But while Kahn’s courses sometimes drew up to 20 students, lower-level Talmud classes sometimes had much smaller rosters, according to students and administrators. Many fell below Stern’s threshold to offer a class, eight students.
“We can continue low enrolled courses for a few semesters to see if the numbers pick up,” Karen Bacon, dean of Stern’s Undergraduate Faculty of Arts and Sciences, told The Commentator, the student newspaper, earlier this month. “When they don’t, we cannot justify the course unless it is a requirement for a particular major.”
Y.U. has made multiple changes to its Jewish studies offerings for both women and men in recent years. In 2021, the school announced that it would end its in-person Hebrew courses indefinitely, offering asynchronous classes online. That year, the undergraduate men’s college also dissolved its Jewish Studies division, combining multiple departments into a Bible, Hebrew and Near Eastern studies department. Before its dissolution, Jewish studies was the largest department at Yeshiva College.
The scaling back has come amid ongoing financial strain for Y.U., which survived a financial crisis more than a decade ago but now faces renewed litigation over its handling of child sex abuse allegations as well as the prospect of curtailed state funding depending on the outcome of a battle over its decision not to recognize an LGBTQ student group.
The changes in course offerings also come amid a national decline in the number of students studying the humanities.
Y.U. appears to be hoping that the conversation spurred by the viral petition could cause more students to choose Talmud classes when registration for the fall opens next week.
“We are pleased to share that Rabbi David Nachbar, an esteemed member of our Torah faculty, will be teaching a number of Rabbi Kahn’s classes,” the letter to students said. “We hope that recent discussions will inspire stronger enrollment, especially in our Talmud classes.”
But more than just offering courses will be needed. Some Stern College students and graduates say scheduling roadblocks can make it difficult to enroll in Talmud classes, even when there is interest.
Multiple Stern students said that, given the school’s schedule, registering for Talmud meant they would have had to enroll in two classes that met at the same time — making it impossible to complete the required coursework. Meanwhile, on the men’s campus, which offers more scheduling options for Talmud courses, the same conflicts do not occur, they said. Rabbi Ezra Schwartz, a leader in the Rabbi Isaac Elchanan Theological Seminary, was installed Monday morning as the men’s division’s full-time chair of Talmud and Jewish law.

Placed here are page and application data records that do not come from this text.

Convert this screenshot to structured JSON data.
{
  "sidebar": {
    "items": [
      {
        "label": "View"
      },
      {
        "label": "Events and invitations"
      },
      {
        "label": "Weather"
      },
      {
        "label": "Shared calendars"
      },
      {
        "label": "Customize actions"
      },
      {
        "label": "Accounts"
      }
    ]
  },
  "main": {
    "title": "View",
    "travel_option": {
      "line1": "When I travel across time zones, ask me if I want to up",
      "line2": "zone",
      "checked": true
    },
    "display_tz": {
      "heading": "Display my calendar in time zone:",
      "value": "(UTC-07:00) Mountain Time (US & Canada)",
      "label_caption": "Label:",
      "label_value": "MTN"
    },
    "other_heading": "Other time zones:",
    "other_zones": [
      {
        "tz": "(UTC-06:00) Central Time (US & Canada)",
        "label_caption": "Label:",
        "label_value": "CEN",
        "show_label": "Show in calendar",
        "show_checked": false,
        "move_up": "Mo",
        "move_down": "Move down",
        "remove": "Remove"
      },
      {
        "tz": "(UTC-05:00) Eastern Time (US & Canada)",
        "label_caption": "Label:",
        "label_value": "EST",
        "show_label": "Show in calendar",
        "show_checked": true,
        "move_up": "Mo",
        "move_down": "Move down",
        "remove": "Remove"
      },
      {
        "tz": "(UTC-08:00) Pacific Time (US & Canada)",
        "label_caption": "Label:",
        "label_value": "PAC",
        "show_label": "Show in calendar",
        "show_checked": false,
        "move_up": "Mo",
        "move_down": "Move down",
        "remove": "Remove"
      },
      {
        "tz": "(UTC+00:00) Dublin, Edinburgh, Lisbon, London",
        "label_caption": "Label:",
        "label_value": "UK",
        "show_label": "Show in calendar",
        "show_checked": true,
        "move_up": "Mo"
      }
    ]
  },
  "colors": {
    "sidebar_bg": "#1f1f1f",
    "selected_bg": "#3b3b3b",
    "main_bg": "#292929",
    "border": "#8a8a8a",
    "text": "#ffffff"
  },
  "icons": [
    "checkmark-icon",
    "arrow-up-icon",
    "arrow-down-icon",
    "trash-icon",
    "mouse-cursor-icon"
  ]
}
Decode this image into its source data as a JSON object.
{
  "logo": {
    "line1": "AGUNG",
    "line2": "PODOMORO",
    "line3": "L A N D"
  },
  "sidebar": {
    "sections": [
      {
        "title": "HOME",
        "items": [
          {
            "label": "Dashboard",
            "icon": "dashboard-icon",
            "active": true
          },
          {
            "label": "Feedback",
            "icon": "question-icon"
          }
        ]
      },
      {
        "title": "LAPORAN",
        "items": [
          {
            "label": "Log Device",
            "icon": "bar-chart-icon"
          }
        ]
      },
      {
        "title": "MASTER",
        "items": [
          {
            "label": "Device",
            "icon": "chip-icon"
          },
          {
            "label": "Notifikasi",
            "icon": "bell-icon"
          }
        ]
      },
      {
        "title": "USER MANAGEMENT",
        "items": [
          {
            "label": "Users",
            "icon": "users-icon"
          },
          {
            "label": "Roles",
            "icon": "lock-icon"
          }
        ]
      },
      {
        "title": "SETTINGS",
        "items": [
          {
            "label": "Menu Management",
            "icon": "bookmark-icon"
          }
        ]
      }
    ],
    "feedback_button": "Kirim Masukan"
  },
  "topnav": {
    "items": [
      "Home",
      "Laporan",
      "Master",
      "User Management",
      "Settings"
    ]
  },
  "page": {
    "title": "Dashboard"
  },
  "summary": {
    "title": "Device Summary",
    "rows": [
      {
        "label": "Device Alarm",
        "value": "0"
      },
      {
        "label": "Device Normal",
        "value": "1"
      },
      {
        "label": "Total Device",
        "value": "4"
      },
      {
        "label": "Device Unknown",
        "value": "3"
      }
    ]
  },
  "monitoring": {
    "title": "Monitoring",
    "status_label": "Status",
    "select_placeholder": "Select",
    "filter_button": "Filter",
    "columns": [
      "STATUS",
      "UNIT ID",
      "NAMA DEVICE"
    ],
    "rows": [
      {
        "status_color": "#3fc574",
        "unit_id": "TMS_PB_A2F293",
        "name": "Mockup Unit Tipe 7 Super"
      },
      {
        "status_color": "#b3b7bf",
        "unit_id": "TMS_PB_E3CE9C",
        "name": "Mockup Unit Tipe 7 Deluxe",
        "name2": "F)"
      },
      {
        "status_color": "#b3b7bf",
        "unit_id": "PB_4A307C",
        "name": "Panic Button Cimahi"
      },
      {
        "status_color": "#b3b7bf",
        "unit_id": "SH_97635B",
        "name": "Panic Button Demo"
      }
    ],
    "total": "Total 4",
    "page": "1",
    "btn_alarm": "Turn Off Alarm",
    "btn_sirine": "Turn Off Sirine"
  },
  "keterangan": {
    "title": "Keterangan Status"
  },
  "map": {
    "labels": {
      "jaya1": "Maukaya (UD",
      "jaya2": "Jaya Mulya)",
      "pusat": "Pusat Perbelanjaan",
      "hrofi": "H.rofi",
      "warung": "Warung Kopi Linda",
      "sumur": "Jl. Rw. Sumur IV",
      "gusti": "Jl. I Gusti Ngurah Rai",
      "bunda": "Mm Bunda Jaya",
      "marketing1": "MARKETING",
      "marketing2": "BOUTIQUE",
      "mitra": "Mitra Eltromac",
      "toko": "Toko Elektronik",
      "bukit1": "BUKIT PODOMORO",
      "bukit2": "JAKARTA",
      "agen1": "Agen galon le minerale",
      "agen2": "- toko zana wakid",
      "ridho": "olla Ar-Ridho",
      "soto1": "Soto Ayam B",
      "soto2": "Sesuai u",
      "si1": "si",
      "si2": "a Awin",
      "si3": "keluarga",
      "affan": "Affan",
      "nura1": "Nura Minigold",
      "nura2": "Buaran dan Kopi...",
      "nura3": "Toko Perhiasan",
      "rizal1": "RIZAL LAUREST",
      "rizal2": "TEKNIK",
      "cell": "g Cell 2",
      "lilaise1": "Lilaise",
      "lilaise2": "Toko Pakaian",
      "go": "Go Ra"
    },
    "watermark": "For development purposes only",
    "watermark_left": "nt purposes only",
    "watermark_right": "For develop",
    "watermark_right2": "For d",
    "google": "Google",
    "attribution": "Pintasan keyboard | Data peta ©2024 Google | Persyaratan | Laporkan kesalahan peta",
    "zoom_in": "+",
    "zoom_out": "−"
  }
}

“The claim that there’s no interest is — personally, I don’t think it’s true,” said Beer Horowitz, who is the founder of Bnot Sinai, an intensive women’s text study program in New York.
But she said even if there were low interest, canceling classes isn’t the best option, she said.
“I think that there may be dips in and rises in interest over time, but there’s also different things that cause that and we have to look critically at those,” she said. “You need to have that consistent offering to get it back to that place where it’s big and it’s popular and people are doing it.”
The post Women’s Talmud classes are back on at Yeshiva University after uproar over cancellation appeared first on Jewish Telegraphic Agency.